- WHAT IS NEEDED
Pick out the lines below that include the string "this".

- THE DATA
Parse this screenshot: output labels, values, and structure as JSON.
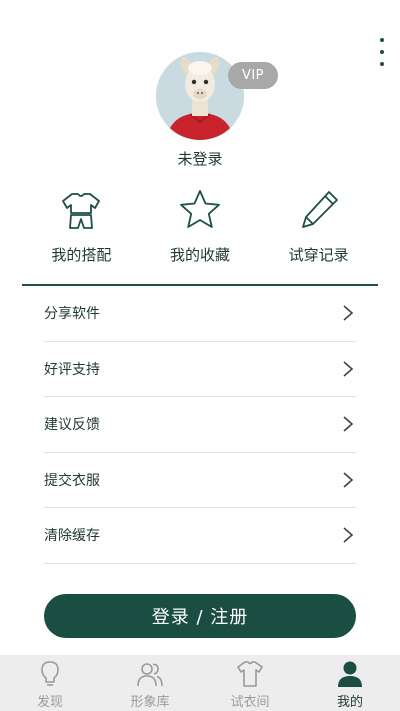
{
  "header": {
    "more_icon": "more-vertical-icon"
  },
  "profile": {
    "avatar_icon": "alpaca-avatar",
    "vip_label": "VIP",
    "username": "未登录"
  },
  "quick_actions": [
    {
      "label": "我的搭配",
      "icon": "outfit-icon"
    },
    {
      "label": "我的收藏",
      "icon": "star-icon"
    },
    {
      "label": "试穿记录",
      "icon": "pencil-icon"
    }
  ],
  "menu": [
    {
      "label": "分享软件"
    },
    {
      "label": "好评支持"
    },
    {
      "label": "建议反馈"
    },
    {
      "label": "提交衣服"
    },
    {
      "label": "清除缓存"
    }
  ],
  "login_button": "登录 / 注册",
  "tabs": [
    {
      "label": "发现",
      "icon": "lightbulb-icon",
      "active": false
    },
    {
      "label": "形象库",
      "icon": "people-icon",
      "active": false
    },
    {
      "label": "试衣间",
      "icon": "shirt-icon",
      "active": false
    },
    {
      "label": "我的",
      "icon": "person-icon",
      "active": true
    }
  ],
  "colors": {
    "primary": "#1b4e43",
    "text": "#1e3a33",
    "vip_badge": "#a8a8a8",
    "tabbar_bg": "#ededed",
    "tab_inactive": "#9a9a9a"
  }
}
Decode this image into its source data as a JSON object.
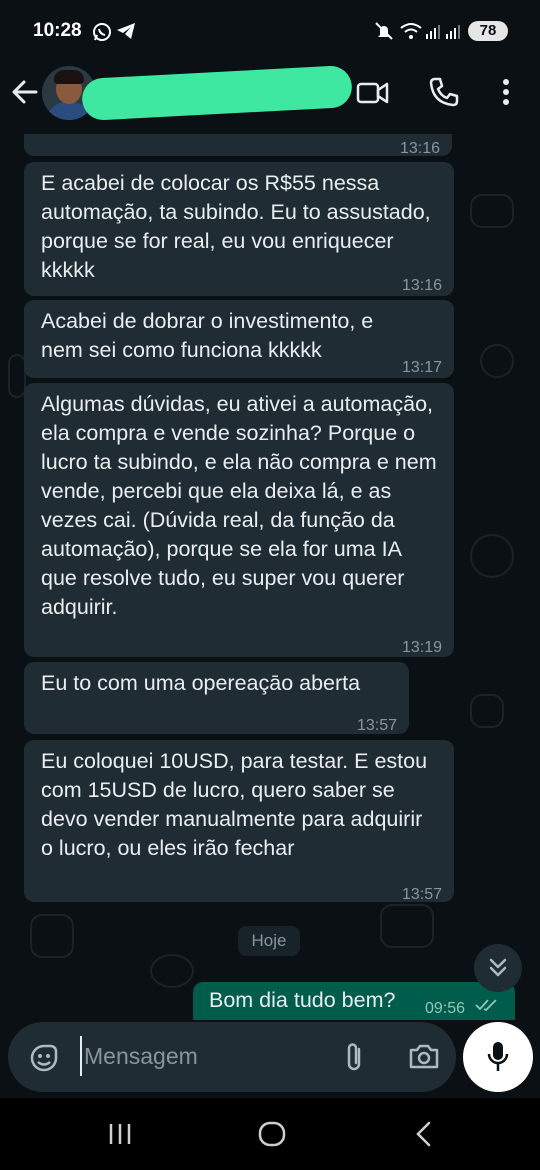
{
  "status_bar": {
    "time": "10:28",
    "battery": "78"
  },
  "header": {
    "contact_name": "",
    "icons": [
      "back-arrow-icon",
      "video-call-icon",
      "voice-call-icon",
      "more-vert-icon"
    ]
  },
  "messages": [
    {
      "direction": "in",
      "text": "",
      "time": "13:16"
    },
    {
      "direction": "in",
      "text": "E acabei de colocar os R$55 nessa automação, ta subindo. Eu to assustado, porque se for real, eu vou enriquecer kkkkk",
      "time": "13:16"
    },
    {
      "direction": "in",
      "text": "Acabei de dobrar o investimento, e nem sei como funciona kkkkk",
      "time": "13:17"
    },
    {
      "direction": "in",
      "text": "Algumas dúvidas, eu ativei a automação, ela compra e vende sozinha? Porque o lucro ta subindo, e ela não compra e nem vende, percebi que ela deixa lá, e as vezes cai. (Dúvida real, da função da automação), porque se ela for uma IA que resolve tudo, eu super vou querer adquirir.",
      "time": "13:19"
    },
    {
      "direction": "in",
      "text": "Eu to com uma opereaçāo aberta",
      "time": "13:57"
    },
    {
      "direction": "in",
      "text": "Eu coloquei 10USD, para testar. E estou com 15USD de lucro, quero saber se devo vender manualmente para adquirir o lucro, ou eles irão fechar",
      "time": "13:57"
    }
  ],
  "date_separator": "Hoje",
  "outgoing": {
    "text": "Bom dia tudo bem?",
    "time": "09:56",
    "status": "delivered"
  },
  "input": {
    "placeholder": "Mensagem",
    "value": ""
  },
  "colors": {
    "background": "#0b1014",
    "incoming_bubble": "#1f2c33",
    "outgoing_bubble": "#005c4b",
    "timestamp": "#8696a0",
    "redaction": "#3ee8a0"
  }
}
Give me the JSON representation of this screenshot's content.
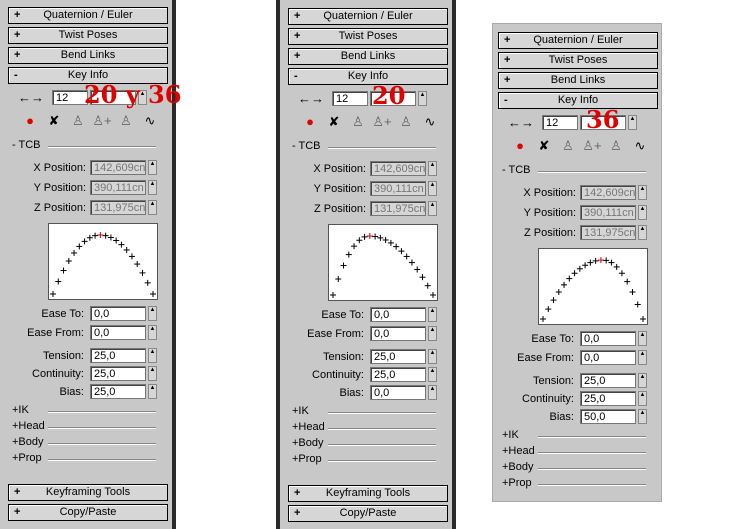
{
  "rollouts": {
    "quaternion": "Quaternion / Euler",
    "twist": "Twist Poses",
    "bend": "Bend Links",
    "key_info": "Key Info",
    "keyframing": "Keyframing Tools",
    "copy_paste": "Copy/Paste"
  },
  "signs": {
    "plus": "+",
    "minus": "-"
  },
  "nav": {
    "prev_next": "←→"
  },
  "icons": {
    "record": "●",
    "delete": "✘",
    "key": "♙",
    "key_plus": "♙+",
    "key_b": "♙",
    "curve": "∿"
  },
  "labels": {
    "tcb": "- TCB",
    "x_pos": "X Position:",
    "y_pos": "Y Position:",
    "z_pos": "Z Position:",
    "ease_to": "Ease To:",
    "ease_from": "Ease From:",
    "tension": "Tension:",
    "continuity": "Continuity:",
    "bias": "Bias:"
  },
  "extras": [
    "+IK",
    "+Head",
    "+Body",
    "+Prop"
  ],
  "spinner_arrows": {
    "up": "▲",
    "down": "▼"
  },
  "panels": [
    {
      "frame": "12",
      "key_field": "",
      "overlay": "20 y 36",
      "x_pos": "142,609cn",
      "y_pos": "390,111cn",
      "z_pos": "131,975cn",
      "ease_to": "0,0",
      "ease_from": "0,0",
      "tension": "25,0",
      "continuity": "25,0",
      "bias": "25,0"
    },
    {
      "frame": "12",
      "key_field": "",
      "overlay": "20",
      "x_pos": "142,609cn",
      "y_pos": "390,111cn",
      "z_pos": "131,975cn",
      "ease_to": "0,0",
      "ease_from": "0,0",
      "tension": "25,0",
      "continuity": "25,0",
      "bias": "0,0"
    },
    {
      "frame": "12",
      "key_field": "",
      "overlay": "36",
      "x_pos": "142,609cn",
      "y_pos": "390,111cn",
      "z_pos": "131,975cn",
      "ease_to": "0,0",
      "ease_from": "0,0",
      "tension": "25,0",
      "continuity": "25,0",
      "bias": "50,0"
    }
  ],
  "curve_peaks": [
    0.47,
    0.36,
    0.6
  ]
}
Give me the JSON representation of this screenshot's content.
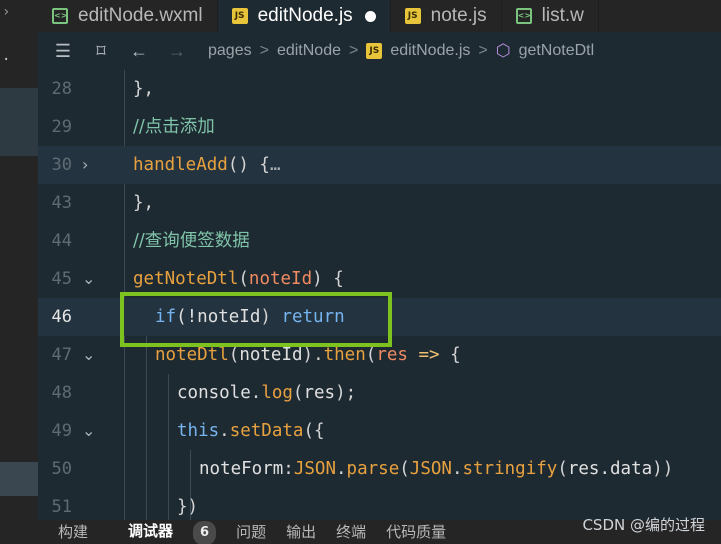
{
  "tabs": [
    {
      "label": "editNode.wxml",
      "icon": "wxml-file-icon",
      "active": false
    },
    {
      "label": "editNode.js",
      "icon": "js-file-icon",
      "active": true,
      "dirty": true
    },
    {
      "label": "note.js",
      "icon": "js-file-icon",
      "active": false
    },
    {
      "label": "list.w",
      "icon": "wxml-file-icon",
      "active": false
    }
  ],
  "breadcrumb": {
    "folder": "pages",
    "subfolder": "editNode",
    "file": "editNode.js",
    "symbol": "getNoteDtl",
    "separator": ">"
  },
  "lines": [
    {
      "num": "28",
      "text": "},"
    },
    {
      "num": "29",
      "text": "//点击添加"
    },
    {
      "num": "30",
      "fn": "handleAdd",
      "rest": "() {",
      "ellipsis": "…"
    },
    {
      "num": "43",
      "text": "},"
    },
    {
      "num": "44",
      "text": "//查询便签数据"
    },
    {
      "num": "45",
      "fn": "getNoteDtl",
      "param": "noteId",
      "rest": ") {"
    },
    {
      "num": "46",
      "kw": "if",
      "op": "(!",
      "id": "noteId",
      "rest": ") ",
      "ret": "return"
    },
    {
      "num": "47",
      "fn": "noteDtl",
      "id": "noteId",
      "method": "then",
      "param": "res",
      "arrow": "=>",
      "rest": " {"
    },
    {
      "num": "48",
      "obj": "console",
      "method": "log",
      "id": "res",
      "rest": ");"
    },
    {
      "num": "49",
      "kw": "this",
      "method": "setData",
      "rest": "({"
    },
    {
      "num": "50",
      "prop": "noteForm",
      "json1": "JSON",
      "m1": "parse",
      "json2": "JSON",
      "m2": "stringify",
      "arg": "res.data",
      "rest": "))"
    },
    {
      "num": "51",
      "text": "})"
    }
  ],
  "bottom_tabs": [
    {
      "label": "构建"
    },
    {
      "label": "调试器",
      "badge": "6",
      "active": true
    },
    {
      "label": "问题"
    },
    {
      "label": "输出"
    },
    {
      "label": "终端"
    },
    {
      "label": "代码质量"
    }
  ],
  "watermark": "CSDN @编的过程",
  "colors": {
    "highlight_box": "#7dc21e",
    "editor_bg": "#1e2a32",
    "keyword": "#76b4f0",
    "function": "#e8a13f",
    "comment": "#7fc3a8"
  }
}
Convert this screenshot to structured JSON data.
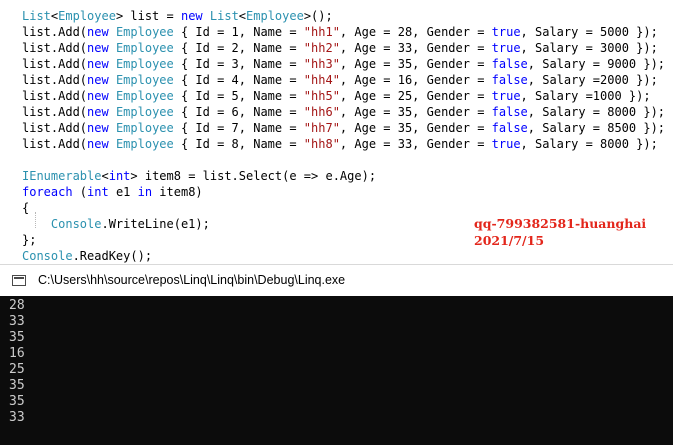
{
  "colors": {
    "type": "#2b91af",
    "keyword": "#0000ff",
    "string": "#a31515",
    "plain": "#000000",
    "watermark": "#e3261b",
    "console_bg": "#0c0c0c",
    "console_text": "#cccccc"
  },
  "editor": {
    "lines": [
      [
        {
          "t": "List",
          "c": "type"
        },
        {
          "t": "<",
          "c": "plain"
        },
        {
          "t": "Employee",
          "c": "type"
        },
        {
          "t": "> list = ",
          "c": "plain"
        },
        {
          "t": "new",
          "c": "kw"
        },
        {
          "t": " ",
          "c": "plain"
        },
        {
          "t": "List",
          "c": "type"
        },
        {
          "t": "<",
          "c": "plain"
        },
        {
          "t": "Employee",
          "c": "type"
        },
        {
          "t": ">();",
          "c": "plain"
        }
      ],
      [
        {
          "t": "list.Add(",
          "c": "plain"
        },
        {
          "t": "new",
          "c": "kw"
        },
        {
          "t": " ",
          "c": "plain"
        },
        {
          "t": "Employee",
          "c": "type"
        },
        {
          "t": " { Id = 1, Name = ",
          "c": "plain"
        },
        {
          "t": "\"hh1\"",
          "c": "str"
        },
        {
          "t": ", Age = 28, Gender = ",
          "c": "plain"
        },
        {
          "t": "true",
          "c": "kw"
        },
        {
          "t": ", Salary = 5000 });",
          "c": "plain"
        }
      ],
      [
        {
          "t": "list.Add(",
          "c": "plain"
        },
        {
          "t": "new",
          "c": "kw"
        },
        {
          "t": " ",
          "c": "plain"
        },
        {
          "t": "Employee",
          "c": "type"
        },
        {
          "t": " { Id = 2, Name = ",
          "c": "plain"
        },
        {
          "t": "\"hh2\"",
          "c": "str"
        },
        {
          "t": ", Age = 33, Gender = ",
          "c": "plain"
        },
        {
          "t": "true",
          "c": "kw"
        },
        {
          "t": ", Salary = 3000 });",
          "c": "plain"
        }
      ],
      [
        {
          "t": "list.Add(",
          "c": "plain"
        },
        {
          "t": "new",
          "c": "kw"
        },
        {
          "t": " ",
          "c": "plain"
        },
        {
          "t": "Employee",
          "c": "type"
        },
        {
          "t": " { Id = 3, Name = ",
          "c": "plain"
        },
        {
          "t": "\"hh3\"",
          "c": "str"
        },
        {
          "t": ", Age = 35, Gender = ",
          "c": "plain"
        },
        {
          "t": "false",
          "c": "kw"
        },
        {
          "t": ", Salary = 9000 });",
          "c": "plain"
        }
      ],
      [
        {
          "t": "list.Add(",
          "c": "plain"
        },
        {
          "t": "new",
          "c": "kw"
        },
        {
          "t": " ",
          "c": "plain"
        },
        {
          "t": "Employee",
          "c": "type"
        },
        {
          "t": " { Id = 4, Name = ",
          "c": "plain"
        },
        {
          "t": "\"hh4\"",
          "c": "str"
        },
        {
          "t": ", Age = 16, Gender = ",
          "c": "plain"
        },
        {
          "t": "false",
          "c": "kw"
        },
        {
          "t": ", Salary =2000 });",
          "c": "plain"
        }
      ],
      [
        {
          "t": "list.Add(",
          "c": "plain"
        },
        {
          "t": "new",
          "c": "kw"
        },
        {
          "t": " ",
          "c": "plain"
        },
        {
          "t": "Employee",
          "c": "type"
        },
        {
          "t": " { Id = 5, Name = ",
          "c": "plain"
        },
        {
          "t": "\"hh5\"",
          "c": "str"
        },
        {
          "t": ", Age = 25, Gender = ",
          "c": "plain"
        },
        {
          "t": "true",
          "c": "kw"
        },
        {
          "t": ", Salary =1000 });",
          "c": "plain"
        }
      ],
      [
        {
          "t": "list.Add(",
          "c": "plain"
        },
        {
          "t": "new",
          "c": "kw"
        },
        {
          "t": " ",
          "c": "plain"
        },
        {
          "t": "Employee",
          "c": "type"
        },
        {
          "t": " { Id = 6, Name = ",
          "c": "plain"
        },
        {
          "t": "\"hh6\"",
          "c": "str"
        },
        {
          "t": ", Age = 35, Gender = ",
          "c": "plain"
        },
        {
          "t": "false",
          "c": "kw"
        },
        {
          "t": ", Salary = 8000 });",
          "c": "plain"
        }
      ],
      [
        {
          "t": "list.Add(",
          "c": "plain"
        },
        {
          "t": "new",
          "c": "kw"
        },
        {
          "t": " ",
          "c": "plain"
        },
        {
          "t": "Employee",
          "c": "type"
        },
        {
          "t": " { Id = 7, Name = ",
          "c": "plain"
        },
        {
          "t": "\"hh7\"",
          "c": "str"
        },
        {
          "t": ", Age = 35, Gender = ",
          "c": "plain"
        },
        {
          "t": "false",
          "c": "kw"
        },
        {
          "t": ", Salary = 8500 });",
          "c": "plain"
        }
      ],
      [
        {
          "t": "list.Add(",
          "c": "plain"
        },
        {
          "t": "new",
          "c": "kw"
        },
        {
          "t": " ",
          "c": "plain"
        },
        {
          "t": "Employee",
          "c": "type"
        },
        {
          "t": " { Id = 8, Name = ",
          "c": "plain"
        },
        {
          "t": "\"hh8\"",
          "c": "str"
        },
        {
          "t": ", Age = 33, Gender = ",
          "c": "plain"
        },
        {
          "t": "true",
          "c": "kw"
        },
        {
          "t": ", Salary = 8000 });",
          "c": "plain"
        }
      ],
      [],
      [
        {
          "t": "IEnumerable",
          "c": "type"
        },
        {
          "t": "<",
          "c": "plain"
        },
        {
          "t": "int",
          "c": "kw"
        },
        {
          "t": "> item8 = list.Select(e => e.Age);",
          "c": "plain"
        }
      ],
      [
        {
          "t": "foreach",
          "c": "kw"
        },
        {
          "t": " (",
          "c": "plain"
        },
        {
          "t": "int",
          "c": "kw"
        },
        {
          "t": " e1 ",
          "c": "plain"
        },
        {
          "t": "in",
          "c": "kw"
        },
        {
          "t": " item8)",
          "c": "plain"
        }
      ],
      [
        {
          "t": "{",
          "c": "plain"
        }
      ],
      [
        {
          "t": "    ",
          "c": "plain"
        },
        {
          "t": "Console",
          "c": "type"
        },
        {
          "t": ".WriteLine(e1);",
          "c": "plain"
        }
      ],
      [
        {
          "t": "};",
          "c": "plain"
        }
      ],
      [
        {
          "t": "Console",
          "c": "type"
        },
        {
          "t": ".ReadKey();",
          "c": "plain"
        }
      ]
    ]
  },
  "watermark": {
    "line1": "qq-799382581-huanghai",
    "line2": "2021/7/15"
  },
  "console": {
    "title": "C:\\Users\\hh\\source\\repos\\Linq\\Linq\\bin\\Debug\\Linq.exe",
    "output": [
      "28",
      "33",
      "35",
      "16",
      "25",
      "35",
      "35",
      "33"
    ]
  }
}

- ANSWER SPACE
Parse this screenshot: output labels, values, and structure as JSON.
Decode this image into its source data as a JSON object.
Give me the JSON representation of this screenshot's content.
Give me the JSON representation of this screenshot's content.
      "kw": "this",
Convert this screenshot to structured JSON data.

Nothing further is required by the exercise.